This story of Mary anointing Jesus with the costly perfume follows. Although there are indications that there was a secular practice of anointing throughout the Middle East – to indicate gladness, biblically, the notion of anointing is of someone being consecrated, set aside or set apart for God’s service. This is especially true in the New Testament.
The Pharisees and the chief priests saw Jesus as a threat. Mary saw him as God’s anointed – a reality she made public by anointing his feet with this costly nard. Her actions demonstrated her ability to see something different from what the chief priests or Pharisees saw. Her actions even challenged the perceptions of others close to Jesus – his own disciples. Her anointing was an act that declared her belief that Jesus was “the resurrection and the life.” Her anointing pointed to God’s anointing of Jesus as the beloved Son, the one who throughout his life would be faithful to God’s ways and impart God’s very presence. She didn’t change who Jesus was. She didn’t set him apart. But, through her actions she publically declared her faith in who Jesus was, his life and his witness. It was, in some ways, a dangerous declaration. After all, there was a price on Jesus’ head!
Today, we celebrate the sacrament of baptism. I can’t tell you how many times throughout my ministry that I’ve had a parent say to me, “We need to get our child done!” We struggle with the notion that somehow in this sacrament we are “doing” something to make a child (or adult) acceptable to God. Baptism becomes the church’s “Good Housekeeping Seal of Approval” that ensures acceptance in the heavenly realms.
But, we don’t force God. We don’t make children or adults acceptable to God through this sacrament. This is our affirmation of a Godly reality that is not always evident in the world. Today, we join together to proclaim that these children are God’s children, known, created, called, and loved. In a world that is driven to label – often in destructive ways – we proclaim the label that matters above all others: “You are God’s child!”
In this sacrament, we commit to letting that label, God’s child, be the primary label in this place. No matter what the world says, here, we see each other as those created in the image of God –known, called, and loved by God. We promise God to nurture that knowledge in the children who are baptized – and in each other. It is a counter-cultural thing to do in a society that quickly judges and often dismisses or condemns. It is not easy, for the world tells us to label and to judge on the basis of so many things. But here, we remember, and we strive to live by the one label that matters – God’s children. Our actions proclaim that knowledge.

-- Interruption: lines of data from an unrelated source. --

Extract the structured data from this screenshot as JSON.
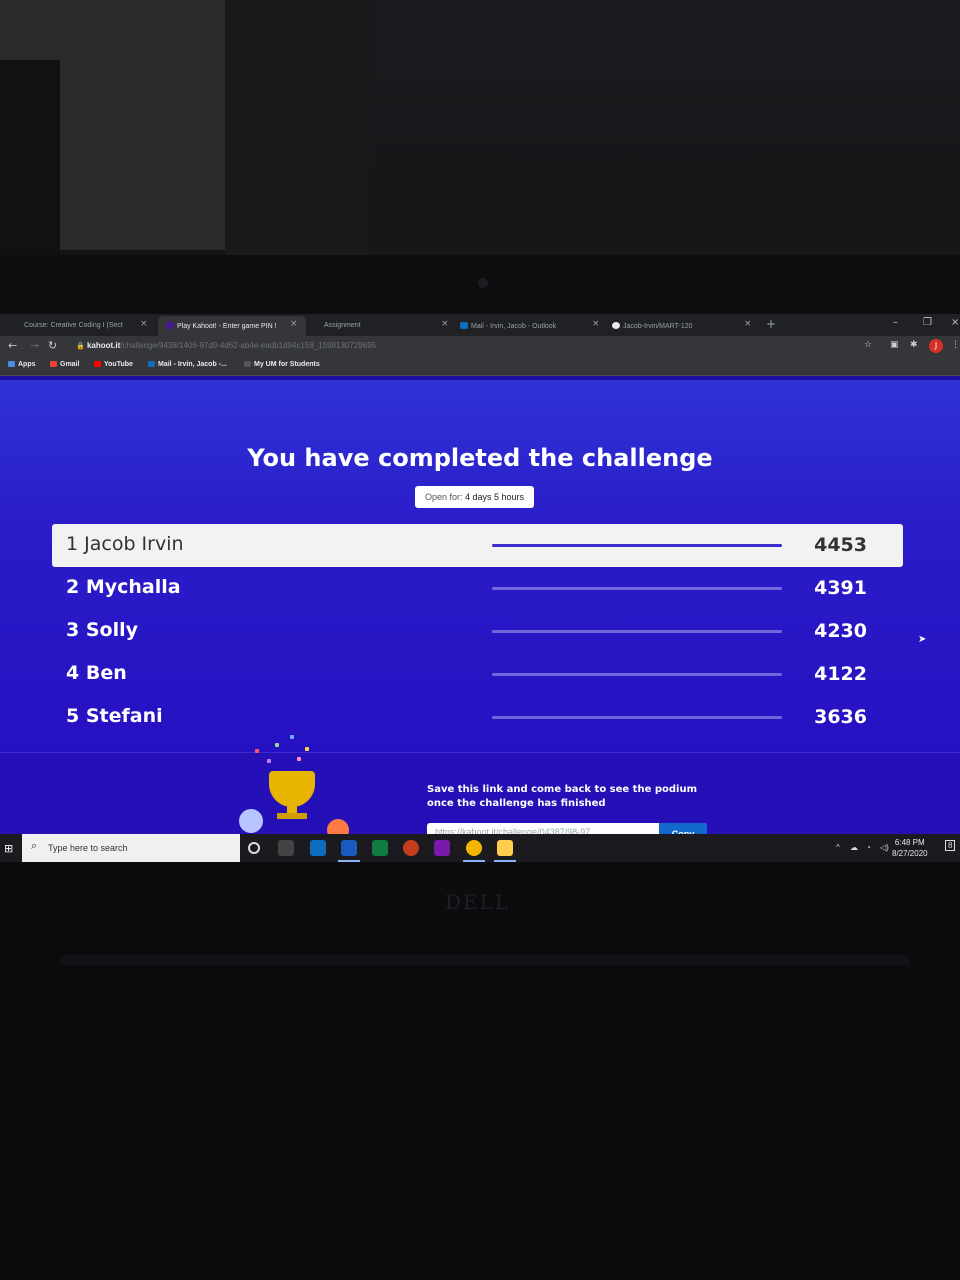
{
  "browser": {
    "tabs": [
      {
        "label": "Course: Creative Coding I (Sect",
        "active": false
      },
      {
        "label": "Play Kahoot! - Enter game PIN !",
        "active": true
      },
      {
        "label": "Assignment",
        "active": false
      },
      {
        "label": "Mail - Irvin, Jacob - Outlook",
        "active": false
      },
      {
        "label": "Jacob-Irvin/MART-120",
        "active": false
      }
    ],
    "url_host": "kahoot.it",
    "url_path": "/challenge/9438/1406-97d9-4d62-ab4e-eadb1d94c158_1598130729695",
    "profile_initial": "J",
    "bookmarks": [
      {
        "label": "Apps"
      },
      {
        "label": "Gmail"
      },
      {
        "label": "YouTube"
      },
      {
        "label": "Mail - Irvin, Jacob -..."
      },
      {
        "label": "My UM for Students"
      }
    ]
  },
  "page": {
    "heading": "You have completed the challenge",
    "open_for_label": "Open for:",
    "open_for_value": "4 days 5 hours",
    "leaderboard": [
      {
        "rank_name": "1 Jacob Irvin",
        "score": "4453",
        "bar_fraction": 1.0
      },
      {
        "rank_name": "2 Mychalla",
        "score": "4391",
        "bar_fraction": 0.0
      },
      {
        "rank_name": "3 Solly",
        "score": "4230",
        "bar_fraction": 0.0
      },
      {
        "rank_name": "4 Ben",
        "score": "4122",
        "bar_fraction": 0.0
      },
      {
        "rank_name": "5 Stefani",
        "score": "3636",
        "bar_fraction": 0.0
      }
    ],
    "save_text": "Save this link and come back to see the podium once the challenge has finished",
    "share_link": "https://kahoot.it/challenge/04387/98-97...",
    "copy_label": "Copy"
  },
  "taskbar": {
    "search_placeholder": "Type here to search",
    "time": "6:48 PM",
    "date": "8/27/2020",
    "notification_count": "8"
  },
  "device": {
    "brand": "DELL"
  },
  "colors": {
    "kahoot_purple": "#2a1cc8",
    "copy_blue": "#1368ce",
    "trophy_gold": "#e8b400"
  }
}
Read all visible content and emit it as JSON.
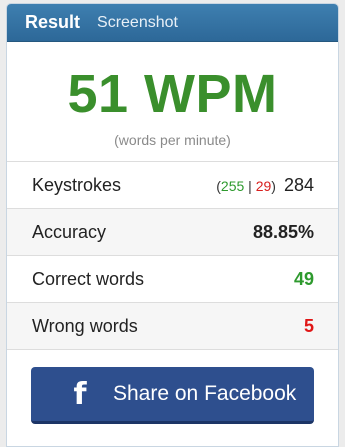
{
  "header": {
    "tab_result": "Result",
    "tab_screenshot": "Screenshot"
  },
  "speed": {
    "value": "51 WPM",
    "unit": "(words per minute)"
  },
  "stats": {
    "keystrokes": {
      "label": "Keystrokes",
      "open": "(",
      "correct": "255",
      "sep": " | ",
      "wrong": "29",
      "close": ")",
      "total": "284"
    },
    "accuracy": {
      "label": "Accuracy",
      "value": "88.85%"
    },
    "correct_words": {
      "label": "Correct words",
      "value": "49"
    },
    "wrong_words": {
      "label": "Wrong words",
      "value": "5"
    }
  },
  "share": {
    "icon": "facebook-icon",
    "label": "Share on Facebook"
  },
  "colors": {
    "header": "#2d6898",
    "wpm": "#3a8f2c",
    "correct": "#2e9a2e",
    "wrong": "#e01616",
    "facebook": "#2e4f8e"
  }
}
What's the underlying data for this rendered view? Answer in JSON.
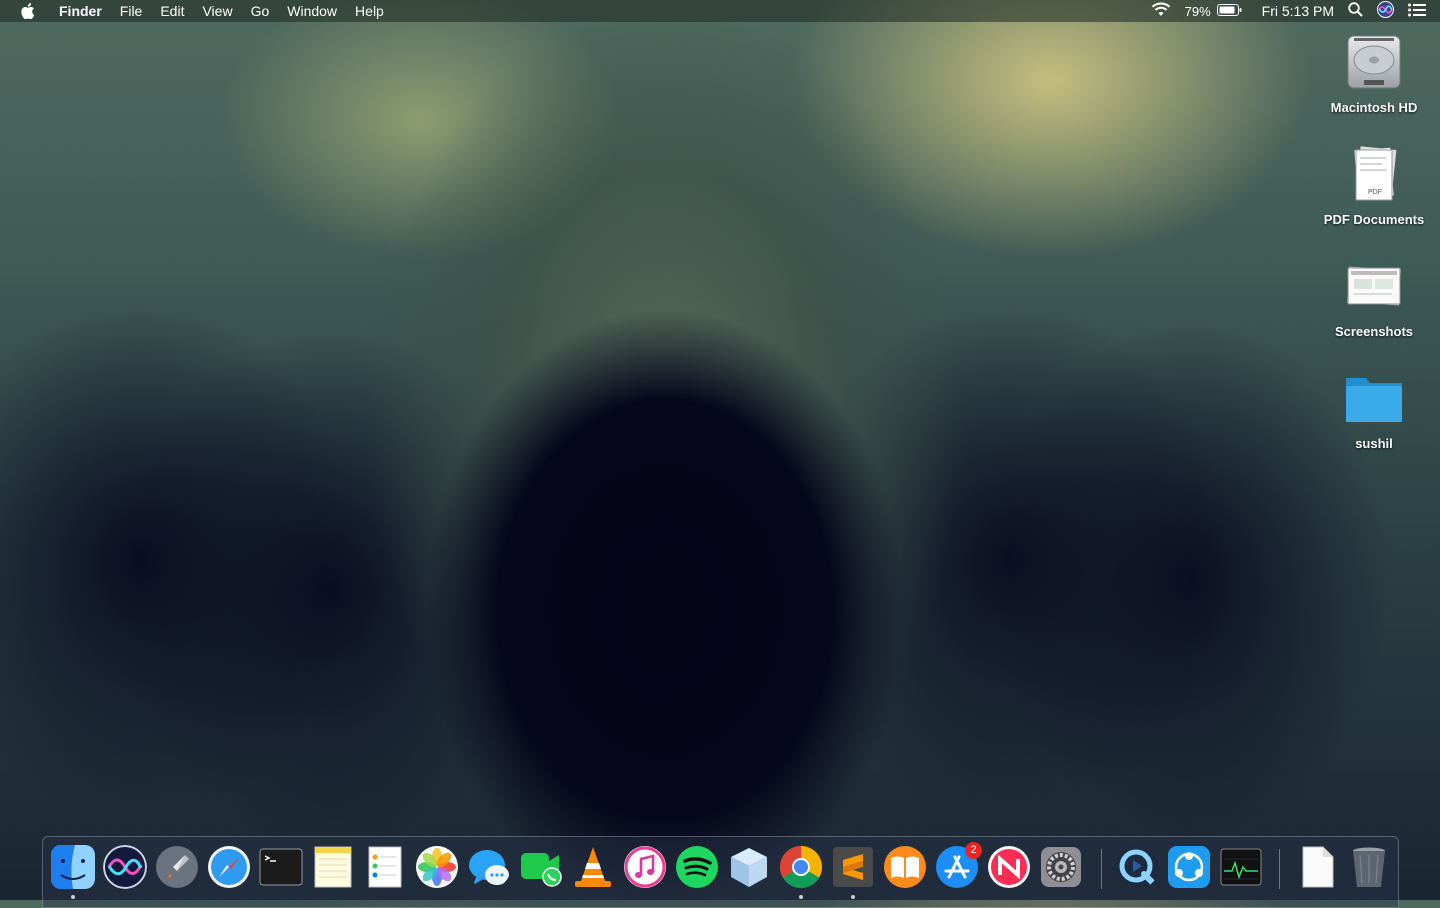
{
  "menubar": {
    "app_name": "Finder",
    "menus": [
      "File",
      "Edit",
      "View",
      "Go",
      "Window",
      "Help"
    ],
    "battery_percent": "79%",
    "clock": "Fri 5:13 PM",
    "icons": [
      "apple-icon",
      "wifi-icon",
      "battery-icon",
      "spotlight-icon",
      "siri-icon",
      "notification-center-icon"
    ]
  },
  "desktop": {
    "items": [
      {
        "label": "Macintosh HD",
        "icon": "hard-drive-icon"
      },
      {
        "label": "PDF Documents",
        "icon": "pdf-stack-icon"
      },
      {
        "label": "Screenshots",
        "icon": "screenshots-stack-icon"
      },
      {
        "label": "sushil",
        "icon": "folder-icon"
      }
    ]
  },
  "dock": {
    "apps": [
      {
        "name": "Finder",
        "icon": "finder-icon",
        "running": true
      },
      {
        "name": "Siri",
        "icon": "siri-icon",
        "running": false
      },
      {
        "name": "Launchpad",
        "icon": "launchpad-icon",
        "running": false
      },
      {
        "name": "Safari",
        "icon": "safari-icon",
        "running": false
      },
      {
        "name": "Terminal",
        "icon": "terminal-icon",
        "running": false
      },
      {
        "name": "Notes",
        "icon": "notes-icon",
        "running": false
      },
      {
        "name": "Reminders",
        "icon": "reminders-icon",
        "running": false
      },
      {
        "name": "Photos",
        "icon": "photos-icon",
        "running": false
      },
      {
        "name": "Messages",
        "icon": "messages-icon",
        "running": false
      },
      {
        "name": "FaceTime",
        "icon": "facetime-icon",
        "running": false
      },
      {
        "name": "VLC",
        "icon": "vlc-icon",
        "running": false
      },
      {
        "name": "iTunes",
        "icon": "itunes-icon",
        "running": false
      },
      {
        "name": "Spotify",
        "icon": "spotify-icon",
        "running": false
      },
      {
        "name": "Cube",
        "icon": "cube-icon",
        "running": false
      },
      {
        "name": "Google Chrome",
        "icon": "chrome-icon",
        "running": true
      },
      {
        "name": "Sublime Text",
        "icon": "sublime-icon",
        "running": true
      },
      {
        "name": "Books",
        "icon": "books-icon",
        "running": false
      },
      {
        "name": "App Store",
        "icon": "app-store-icon",
        "running": false,
        "badge": "2"
      },
      {
        "name": "News",
        "icon": "news-icon",
        "running": false
      },
      {
        "name": "System Preferences",
        "icon": "system-preferences-icon",
        "running": false
      },
      {
        "name": "QuickTime Player",
        "icon": "quicktime-icon",
        "running": false
      },
      {
        "name": "SHAREit",
        "icon": "shareit-icon",
        "running": false
      },
      {
        "name": "Activity Monitor",
        "icon": "activity-monitor-icon",
        "running": false
      },
      {
        "name": "Document",
        "icon": "document-icon",
        "running": false
      },
      {
        "name": "Trash",
        "icon": "trash-icon",
        "running": false
      }
    ]
  }
}
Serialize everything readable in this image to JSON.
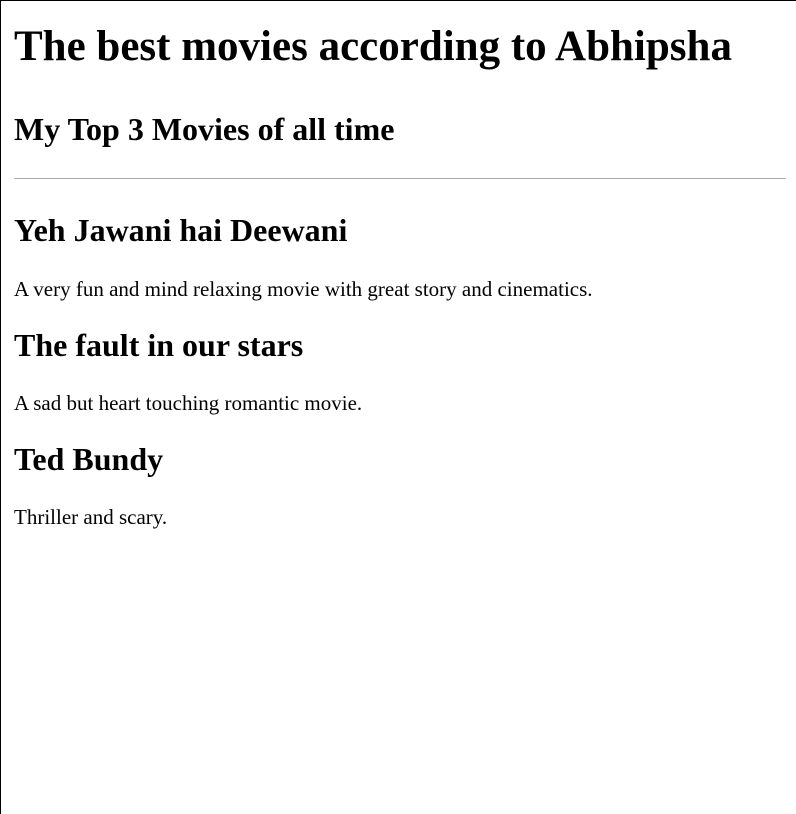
{
  "page": {
    "title": "The best movies according to Abhipsha",
    "subtitle": "My Top 3 Movies of all time"
  },
  "movies": [
    {
      "title": "Yeh Jawani hai Deewani",
      "description": "A very fun and mind relaxing movie with great story and cinematics."
    },
    {
      "title": "The fault in our stars",
      "description": "A sad but heart touching romantic movie."
    },
    {
      "title": "Ted Bundy",
      "description": "Thriller and scary."
    }
  ],
  "colors": {
    "background": "#ffffff",
    "text": "#000000",
    "divider": "#a9a9a9",
    "border": "#000000"
  }
}
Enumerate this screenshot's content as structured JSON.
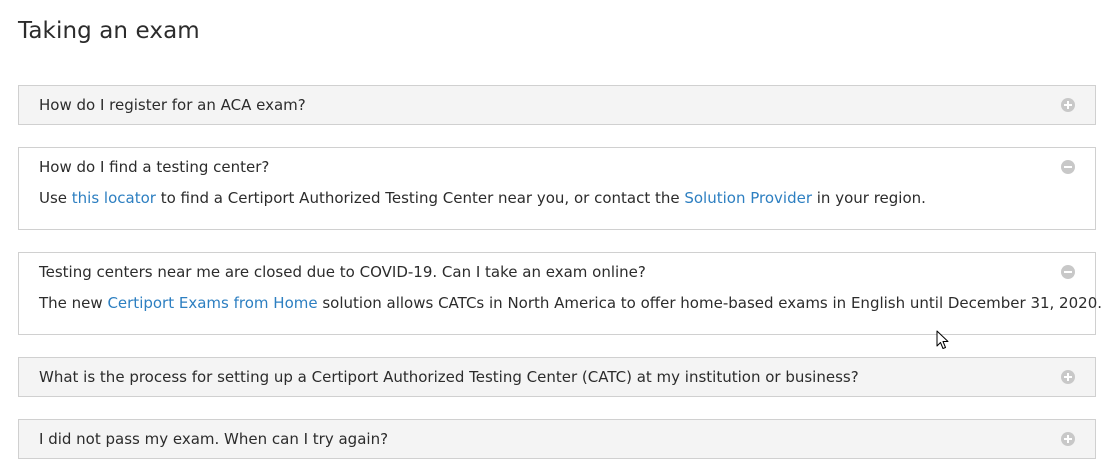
{
  "page": {
    "title": "Taking an exam"
  },
  "faq": [
    {
      "question": "How do I register for an ACA exam?",
      "expanded": false,
      "icon": "plus-circle-icon"
    },
    {
      "question": "How do I find a testing center?",
      "expanded": true,
      "icon": "minus-circle-icon",
      "answer": {
        "prefix": "Use ",
        "link1": "this locator",
        "middle": " to find a Certiport Authorized Testing Center near you, or contact the ",
        "link2": "Solution Provider",
        "suffix": " in your region."
      }
    },
    {
      "question": "Testing centers near me are closed due to COVID-19. Can I take an exam online?",
      "expanded": true,
      "icon": "minus-circle-icon",
      "answer": {
        "prefix": "The new ",
        "link1": "Certiport Exams from Home",
        "suffix": " solution allows CATCs in North America to offer home-based exams in English until December 31, 2020."
      }
    },
    {
      "question": "What is the process for setting up a Certiport Authorized Testing Center (CATC) at my institution or business?",
      "expanded": false,
      "icon": "plus-circle-icon"
    },
    {
      "question": "I did not pass my exam. When can I try again?",
      "expanded": false,
      "icon": "plus-circle-icon"
    }
  ],
  "colors": {
    "link": "#2d7fc1",
    "header_bg": "#f4f4f4",
    "border": "#d0d0d0",
    "icon": "#c8c8c8"
  }
}
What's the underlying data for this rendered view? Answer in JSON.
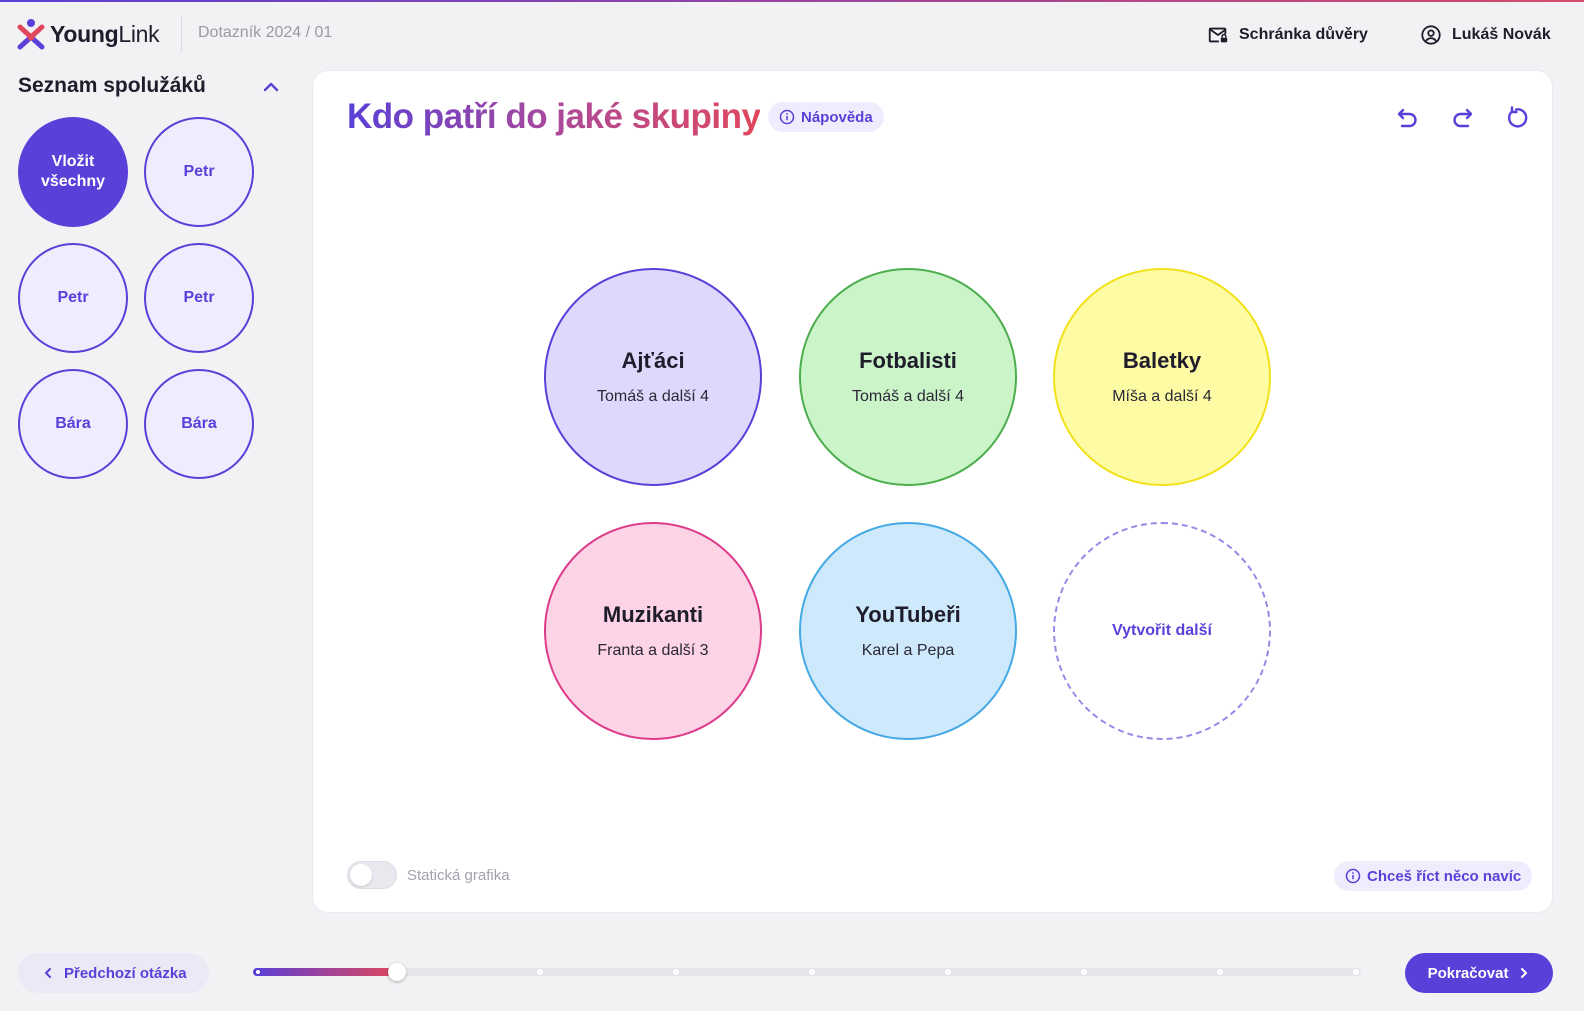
{
  "header": {
    "logo_bold": "Young",
    "logo_light": "Link",
    "survey_crumb": "Dotazník 2024 / 01",
    "inbox_label": "Schránka důvěry",
    "user_name": "Lukáš Novák"
  },
  "sidebar": {
    "title": "Seznam spolužáků",
    "insert_all_line1": "Vložit",
    "insert_all_line2": "všechny",
    "classmates": [
      "Petr",
      "Petr",
      "Petr",
      "Bára",
      "Bára"
    ]
  },
  "main": {
    "title": "Kdo patří do jaké skupiny",
    "help_label": "Nápověda",
    "groups": [
      {
        "name": "Ajťáci",
        "members": "Tomáš a další 4",
        "fill": "#ddd9fc",
        "border": "#5b3fd9"
      },
      {
        "name": "Fotbalisti",
        "members": "Tomáš a další 4",
        "fill": "#cbf5c8",
        "border": "#4cae4c"
      },
      {
        "name": "Baletky",
        "members": "Míša a další 4",
        "fill": "#fdfca4",
        "border": "#f2e11a"
      },
      {
        "name": "Muzikanti",
        "members": "Franta a další 3",
        "fill": "#fdd3e6",
        "border": "#dd3c8a"
      },
      {
        "name": "YouTubeři",
        "members": "Karel a Pepa",
        "fill": "#cde9fb",
        "border": "#46a9e3"
      }
    ],
    "create_label": "Vytvořit další",
    "toggle_label": "Statická grafika",
    "toggle_on": false,
    "say_more_label": "Chceš říct něco navíc"
  },
  "footer": {
    "prev_label": "Předchozí otázka",
    "next_label": "Pokračovat",
    "progress_fraction": 0.13,
    "progress_steps": 9
  },
  "colors": {
    "accent": "#5b3fd9",
    "gradient_end": "#e0475d"
  },
  "icons": {
    "undo": "undo-icon",
    "redo": "redo-icon",
    "reset": "reset-icon",
    "inbox": "mail-lock-icon",
    "user": "user-circle-icon",
    "info": "info-icon"
  }
}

Mary’s anointing of Jesus is an interlude in the story of the growing opposition to Jesus and the rising threats against his life. Her act is remembered as a testament to the reality of who Jesus was. When we gather, when we share these sacraments of Baptism and the Lord’s Supper, we are proclaiming a reality that the world often refuses to see – that all are created in God’s image and that all are invited to feast at God’s table.